Exercise aim - Copy out the entries below in full and exactly.

Material for this task -
....

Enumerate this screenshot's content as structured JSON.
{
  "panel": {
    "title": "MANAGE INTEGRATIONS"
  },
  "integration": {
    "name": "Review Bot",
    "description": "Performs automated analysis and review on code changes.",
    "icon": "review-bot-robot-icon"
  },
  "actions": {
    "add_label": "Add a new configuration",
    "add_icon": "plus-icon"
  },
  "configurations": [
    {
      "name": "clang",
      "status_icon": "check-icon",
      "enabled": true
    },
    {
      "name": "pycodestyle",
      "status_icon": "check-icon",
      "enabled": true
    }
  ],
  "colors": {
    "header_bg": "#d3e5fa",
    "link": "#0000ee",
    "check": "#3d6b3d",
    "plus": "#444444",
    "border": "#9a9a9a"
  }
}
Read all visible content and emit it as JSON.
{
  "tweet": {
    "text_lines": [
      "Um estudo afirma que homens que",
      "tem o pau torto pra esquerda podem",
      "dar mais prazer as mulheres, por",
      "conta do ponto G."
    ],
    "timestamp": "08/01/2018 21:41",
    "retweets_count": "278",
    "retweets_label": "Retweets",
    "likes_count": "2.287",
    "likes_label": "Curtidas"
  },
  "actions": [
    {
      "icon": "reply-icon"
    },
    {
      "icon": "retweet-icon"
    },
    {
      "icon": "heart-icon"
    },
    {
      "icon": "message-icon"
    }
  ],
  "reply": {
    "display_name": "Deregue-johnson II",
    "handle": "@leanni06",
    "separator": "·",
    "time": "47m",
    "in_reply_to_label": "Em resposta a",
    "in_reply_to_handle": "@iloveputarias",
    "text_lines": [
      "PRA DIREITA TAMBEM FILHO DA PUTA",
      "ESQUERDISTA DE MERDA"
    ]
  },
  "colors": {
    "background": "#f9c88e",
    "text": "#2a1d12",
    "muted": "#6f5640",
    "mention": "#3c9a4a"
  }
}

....

Exercise output -
Enumerate this screenshot's content as structured JSON.
{
  "panel": {
    "title": "MANAGE INTEGRATIONS"
  },
  "integration": {
    "name": "Review Bot",
    "description": "Performs automated analysis and review on code changes.",
    "icon": "review-bot-robot-icon"
  },
  "actions": {
    "add_label": "Add a new configuration",
    "add_icon": "plus-icon"
  },
  "configurations": [
    {
      "name": "clang",
      "status_icon": "check-icon",
      "enabled": true
    },
    {
      "name": "pycodestyle",
      "status_icon": "check-icon",
      "enabled": true
    }
  ],
  "colors": {
    "header_bg": "#d3e5fa",
    "link": "#0000ee",
    "check": "#3d6b3d",
    "plus": "#444444",
    "border": "#9a9a9a"
  }
}
Read all visible content and emit it as JSON.
{
  "tweet": {
    "text_lines": [
      "Um estudo afirma que homens que",
      "tem o pau torto pra esquerda podem",
      "dar mais prazer as mulheres, por",
      "conta do ponto G."
    ],
    "timestamp": "08/01/2018 21:41",
    "retweets_count": "278",
    "retweets_label": "Retweets",
    "likes_count": "2.287",
    "likes_label": "Curtidas"
  },
  "actions": [
    {
      "icon": "reply-icon"
    },
    {
      "icon": "retweet-icon"
    },
    {
      "icon": "heart-icon"
    },
    {
      "icon": "message-icon"
    }
  ],
  "reply": {
    "display_name": "Deregue-johnson II",
    "handle": "@leanni06",
    "separator": "·",
    "time": "47m",
    "in_reply_to_label": "Em resposta a",
    "in_reply_to_handle": "@iloveputarias",
    "text_lines": [
      "PRA DIREITA TAMBEM FILHO DA PUTA",
      "ESQUERDISTA DE MERDA"
    ]
  },
  "colors": {
    "background": "#f9c88e",
    "text": "#2a1d12",
    "muted": "#6f5640",
    "mention": "#3c9a4a"
  }
}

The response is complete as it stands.